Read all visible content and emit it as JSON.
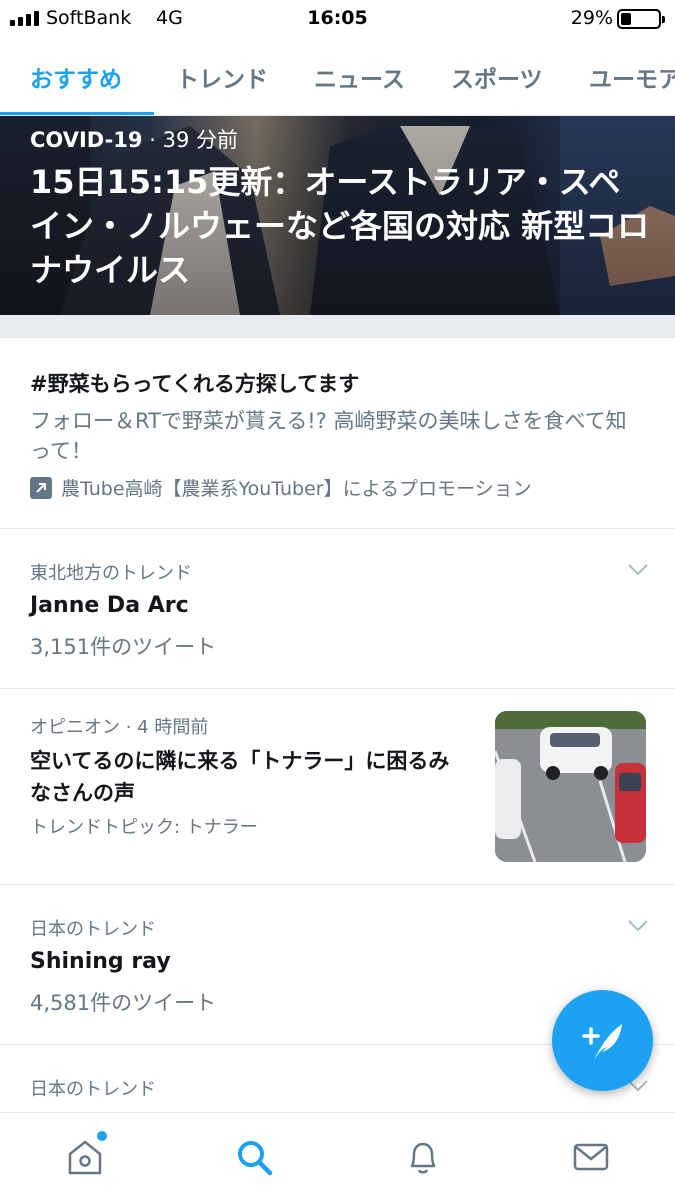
{
  "status_bar": {
    "carrier": "SoftBank",
    "network": "4G",
    "time": "16:05",
    "battery_percent": "29%",
    "battery_level": 0.29
  },
  "tabs": [
    {
      "label": "おすすめ",
      "active": true
    },
    {
      "label": "トレンド",
      "active": false
    },
    {
      "label": "ニュース",
      "active": false
    },
    {
      "label": "スポーツ",
      "active": false
    },
    {
      "label": "ユーモア",
      "active": false
    }
  ],
  "hero": {
    "category": "COVID-19",
    "separator": "·",
    "time_ago": "39 分前",
    "title": "15日15:15更新：オーストラリア・スペイン・ノルウェーなど各国の対応 新型コロナウイルス"
  },
  "promoted": {
    "title": "#野菜もらってくれる方探してます",
    "description": "フォロー＆RTで野菜が貰える!? 高崎野菜の美味しさを食べて知って！",
    "promoted_by": "農Tube高崎【農業系YouTuber】によるプロモーション"
  },
  "trends": [
    {
      "context": "東北地方のトレンド",
      "name": "Janne Da Arc",
      "count": "3,151件のツイート"
    },
    {
      "context": "日本のトレンド",
      "name": "Shining ray",
      "count": "4,581件のツイート"
    },
    {
      "context": "日本のトレンド",
      "name": "",
      "count": ""
    }
  ],
  "news": {
    "context": "オピニオン · 4 時間前",
    "title": "空いてるのに隣に来る「トナラー」に困るみなさんの声",
    "topic": "トレンドトピック: トナラー"
  },
  "colors": {
    "accent": "#1da1f2",
    "secondary_text": "#657786",
    "primary_text": "#14171a",
    "divider": "#e1e8ed"
  },
  "icons": {
    "fab": "compose-tweet-icon",
    "nav": [
      "home-icon",
      "search-icon",
      "notifications-icon",
      "messages-icon"
    ]
  }
}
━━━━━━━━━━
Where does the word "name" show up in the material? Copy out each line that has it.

Written response:
      "name": "Janne Da Arc",
      "name": "Shining ray",
      "name": "",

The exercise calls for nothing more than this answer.